Element data from apps and pages:
__________________________________________________

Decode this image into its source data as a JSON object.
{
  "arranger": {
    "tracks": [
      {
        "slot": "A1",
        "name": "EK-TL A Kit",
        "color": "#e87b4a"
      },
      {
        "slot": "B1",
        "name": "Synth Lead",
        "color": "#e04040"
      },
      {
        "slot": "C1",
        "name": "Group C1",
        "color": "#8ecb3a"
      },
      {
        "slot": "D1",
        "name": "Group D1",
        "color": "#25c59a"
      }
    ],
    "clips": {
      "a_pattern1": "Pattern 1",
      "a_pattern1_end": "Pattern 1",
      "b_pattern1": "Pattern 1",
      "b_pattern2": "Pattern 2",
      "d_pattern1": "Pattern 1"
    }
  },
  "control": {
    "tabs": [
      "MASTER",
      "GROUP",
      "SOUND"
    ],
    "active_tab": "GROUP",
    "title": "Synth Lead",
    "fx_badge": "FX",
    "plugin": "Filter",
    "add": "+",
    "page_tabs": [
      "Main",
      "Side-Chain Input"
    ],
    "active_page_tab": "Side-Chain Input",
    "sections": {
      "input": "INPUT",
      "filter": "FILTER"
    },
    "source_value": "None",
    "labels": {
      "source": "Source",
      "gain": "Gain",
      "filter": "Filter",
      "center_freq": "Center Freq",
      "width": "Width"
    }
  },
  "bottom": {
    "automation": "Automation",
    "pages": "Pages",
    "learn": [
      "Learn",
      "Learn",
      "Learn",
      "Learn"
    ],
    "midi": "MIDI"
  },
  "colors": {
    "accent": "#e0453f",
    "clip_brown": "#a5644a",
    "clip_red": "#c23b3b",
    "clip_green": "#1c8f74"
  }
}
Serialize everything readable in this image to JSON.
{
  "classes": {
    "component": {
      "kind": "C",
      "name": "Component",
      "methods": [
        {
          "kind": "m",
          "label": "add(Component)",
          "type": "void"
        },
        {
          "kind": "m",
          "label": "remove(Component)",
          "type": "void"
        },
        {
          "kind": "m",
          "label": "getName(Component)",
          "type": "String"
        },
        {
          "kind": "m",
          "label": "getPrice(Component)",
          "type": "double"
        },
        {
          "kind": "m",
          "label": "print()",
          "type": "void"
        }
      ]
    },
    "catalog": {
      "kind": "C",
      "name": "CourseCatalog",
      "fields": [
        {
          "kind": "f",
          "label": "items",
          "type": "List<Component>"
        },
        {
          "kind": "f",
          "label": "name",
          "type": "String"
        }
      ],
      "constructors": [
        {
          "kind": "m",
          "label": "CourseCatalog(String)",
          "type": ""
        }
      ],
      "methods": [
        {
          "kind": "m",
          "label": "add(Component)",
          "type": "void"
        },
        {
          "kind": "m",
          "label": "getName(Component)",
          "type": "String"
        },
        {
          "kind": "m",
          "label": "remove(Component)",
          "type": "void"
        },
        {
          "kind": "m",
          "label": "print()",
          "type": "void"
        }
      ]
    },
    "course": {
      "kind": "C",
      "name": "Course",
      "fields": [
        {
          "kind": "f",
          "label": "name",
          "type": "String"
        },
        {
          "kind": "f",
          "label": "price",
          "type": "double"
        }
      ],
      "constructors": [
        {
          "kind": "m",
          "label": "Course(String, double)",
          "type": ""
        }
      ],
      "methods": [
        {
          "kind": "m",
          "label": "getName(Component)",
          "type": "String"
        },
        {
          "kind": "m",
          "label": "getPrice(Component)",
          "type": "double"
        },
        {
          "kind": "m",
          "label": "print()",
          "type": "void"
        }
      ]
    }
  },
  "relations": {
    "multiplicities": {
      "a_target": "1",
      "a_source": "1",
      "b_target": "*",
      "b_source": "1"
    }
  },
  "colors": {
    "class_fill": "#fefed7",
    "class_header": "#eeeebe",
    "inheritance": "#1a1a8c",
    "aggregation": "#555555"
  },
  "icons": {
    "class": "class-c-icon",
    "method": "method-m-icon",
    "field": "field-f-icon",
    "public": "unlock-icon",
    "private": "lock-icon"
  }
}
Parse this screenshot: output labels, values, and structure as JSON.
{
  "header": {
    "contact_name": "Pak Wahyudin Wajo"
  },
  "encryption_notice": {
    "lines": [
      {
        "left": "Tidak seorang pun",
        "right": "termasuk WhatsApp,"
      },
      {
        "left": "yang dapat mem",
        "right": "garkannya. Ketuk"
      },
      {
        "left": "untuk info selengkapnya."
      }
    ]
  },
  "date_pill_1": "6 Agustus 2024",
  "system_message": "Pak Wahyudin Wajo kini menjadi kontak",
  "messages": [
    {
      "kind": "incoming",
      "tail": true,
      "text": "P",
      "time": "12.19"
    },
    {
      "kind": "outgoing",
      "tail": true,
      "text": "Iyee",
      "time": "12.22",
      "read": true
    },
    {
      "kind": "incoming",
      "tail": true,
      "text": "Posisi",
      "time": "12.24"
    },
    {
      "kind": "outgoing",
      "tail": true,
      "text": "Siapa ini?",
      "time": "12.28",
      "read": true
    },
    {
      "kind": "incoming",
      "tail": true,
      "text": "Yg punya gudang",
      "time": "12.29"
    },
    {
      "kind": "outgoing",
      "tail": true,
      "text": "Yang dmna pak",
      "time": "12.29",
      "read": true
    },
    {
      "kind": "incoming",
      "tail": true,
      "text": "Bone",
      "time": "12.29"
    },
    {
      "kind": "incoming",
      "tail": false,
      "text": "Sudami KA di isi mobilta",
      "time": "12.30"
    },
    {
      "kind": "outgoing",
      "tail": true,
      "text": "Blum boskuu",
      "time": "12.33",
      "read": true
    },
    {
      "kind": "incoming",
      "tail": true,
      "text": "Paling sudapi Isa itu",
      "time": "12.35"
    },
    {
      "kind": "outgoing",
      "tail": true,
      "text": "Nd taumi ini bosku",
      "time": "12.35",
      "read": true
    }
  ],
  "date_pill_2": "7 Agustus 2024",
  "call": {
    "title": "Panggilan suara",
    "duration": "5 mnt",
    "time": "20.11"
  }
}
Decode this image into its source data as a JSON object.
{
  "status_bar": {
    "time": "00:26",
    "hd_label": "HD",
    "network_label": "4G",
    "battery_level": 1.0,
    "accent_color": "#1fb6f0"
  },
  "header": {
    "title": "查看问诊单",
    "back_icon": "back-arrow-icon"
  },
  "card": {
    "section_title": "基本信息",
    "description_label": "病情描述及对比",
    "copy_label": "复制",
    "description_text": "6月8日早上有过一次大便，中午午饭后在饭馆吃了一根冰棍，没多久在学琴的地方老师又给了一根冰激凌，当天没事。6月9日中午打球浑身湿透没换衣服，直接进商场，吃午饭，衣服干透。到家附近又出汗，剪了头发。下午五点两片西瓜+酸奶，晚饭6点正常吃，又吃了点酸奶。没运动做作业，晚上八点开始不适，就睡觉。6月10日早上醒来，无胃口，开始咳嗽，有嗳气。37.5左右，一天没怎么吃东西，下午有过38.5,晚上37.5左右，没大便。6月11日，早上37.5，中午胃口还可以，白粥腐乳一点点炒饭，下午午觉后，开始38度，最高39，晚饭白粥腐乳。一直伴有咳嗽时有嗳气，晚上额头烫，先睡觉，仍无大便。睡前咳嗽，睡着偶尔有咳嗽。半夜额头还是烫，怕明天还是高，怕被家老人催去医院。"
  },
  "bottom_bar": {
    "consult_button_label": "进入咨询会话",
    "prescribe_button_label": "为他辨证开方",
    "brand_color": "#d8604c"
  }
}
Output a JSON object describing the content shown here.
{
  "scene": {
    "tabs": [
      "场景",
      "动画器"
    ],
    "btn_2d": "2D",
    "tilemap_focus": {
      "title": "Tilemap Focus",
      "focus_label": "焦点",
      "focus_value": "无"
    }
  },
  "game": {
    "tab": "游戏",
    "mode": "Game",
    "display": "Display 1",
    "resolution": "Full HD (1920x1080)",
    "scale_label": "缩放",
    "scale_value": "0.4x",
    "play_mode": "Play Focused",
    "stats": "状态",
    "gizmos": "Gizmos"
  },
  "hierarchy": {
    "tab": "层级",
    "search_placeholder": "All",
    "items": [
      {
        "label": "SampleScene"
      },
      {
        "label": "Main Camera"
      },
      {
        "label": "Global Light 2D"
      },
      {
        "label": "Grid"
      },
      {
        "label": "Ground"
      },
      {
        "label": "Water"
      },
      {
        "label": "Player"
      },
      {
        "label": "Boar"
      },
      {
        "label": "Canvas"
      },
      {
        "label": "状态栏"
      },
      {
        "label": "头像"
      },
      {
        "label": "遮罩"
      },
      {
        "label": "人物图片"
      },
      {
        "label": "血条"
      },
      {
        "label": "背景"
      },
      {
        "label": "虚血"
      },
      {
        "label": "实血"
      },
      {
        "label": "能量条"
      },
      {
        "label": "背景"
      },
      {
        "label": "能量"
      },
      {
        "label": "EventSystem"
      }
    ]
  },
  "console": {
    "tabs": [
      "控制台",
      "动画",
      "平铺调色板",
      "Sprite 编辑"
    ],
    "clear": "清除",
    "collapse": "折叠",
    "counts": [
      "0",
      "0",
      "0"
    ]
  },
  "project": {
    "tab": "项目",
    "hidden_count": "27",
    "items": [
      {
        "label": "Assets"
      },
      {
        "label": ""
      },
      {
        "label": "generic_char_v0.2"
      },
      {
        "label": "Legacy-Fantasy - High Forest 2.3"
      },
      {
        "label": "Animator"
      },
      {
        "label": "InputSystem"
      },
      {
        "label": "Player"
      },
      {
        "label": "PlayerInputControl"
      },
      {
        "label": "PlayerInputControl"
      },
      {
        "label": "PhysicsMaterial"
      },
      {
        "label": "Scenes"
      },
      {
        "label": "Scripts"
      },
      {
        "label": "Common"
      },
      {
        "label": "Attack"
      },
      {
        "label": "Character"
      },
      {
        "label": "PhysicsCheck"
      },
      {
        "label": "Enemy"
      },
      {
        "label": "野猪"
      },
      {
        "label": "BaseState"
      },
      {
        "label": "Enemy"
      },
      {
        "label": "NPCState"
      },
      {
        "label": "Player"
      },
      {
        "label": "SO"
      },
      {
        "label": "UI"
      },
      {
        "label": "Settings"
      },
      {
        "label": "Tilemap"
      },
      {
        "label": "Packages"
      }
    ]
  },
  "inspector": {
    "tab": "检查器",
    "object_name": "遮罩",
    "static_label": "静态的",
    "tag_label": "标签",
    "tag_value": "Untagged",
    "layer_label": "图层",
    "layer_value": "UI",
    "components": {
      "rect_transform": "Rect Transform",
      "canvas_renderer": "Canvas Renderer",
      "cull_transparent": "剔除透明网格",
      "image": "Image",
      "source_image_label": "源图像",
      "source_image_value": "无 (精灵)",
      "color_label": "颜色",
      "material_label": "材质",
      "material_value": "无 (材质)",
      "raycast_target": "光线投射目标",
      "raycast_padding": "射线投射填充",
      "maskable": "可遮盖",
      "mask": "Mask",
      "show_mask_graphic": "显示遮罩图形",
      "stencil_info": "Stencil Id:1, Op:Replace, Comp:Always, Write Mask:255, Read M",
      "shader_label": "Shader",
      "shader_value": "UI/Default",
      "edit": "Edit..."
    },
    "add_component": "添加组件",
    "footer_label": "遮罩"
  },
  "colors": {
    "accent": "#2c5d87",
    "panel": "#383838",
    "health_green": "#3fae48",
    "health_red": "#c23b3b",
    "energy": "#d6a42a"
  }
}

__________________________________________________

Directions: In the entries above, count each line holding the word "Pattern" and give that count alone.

Answer to this exercise: 5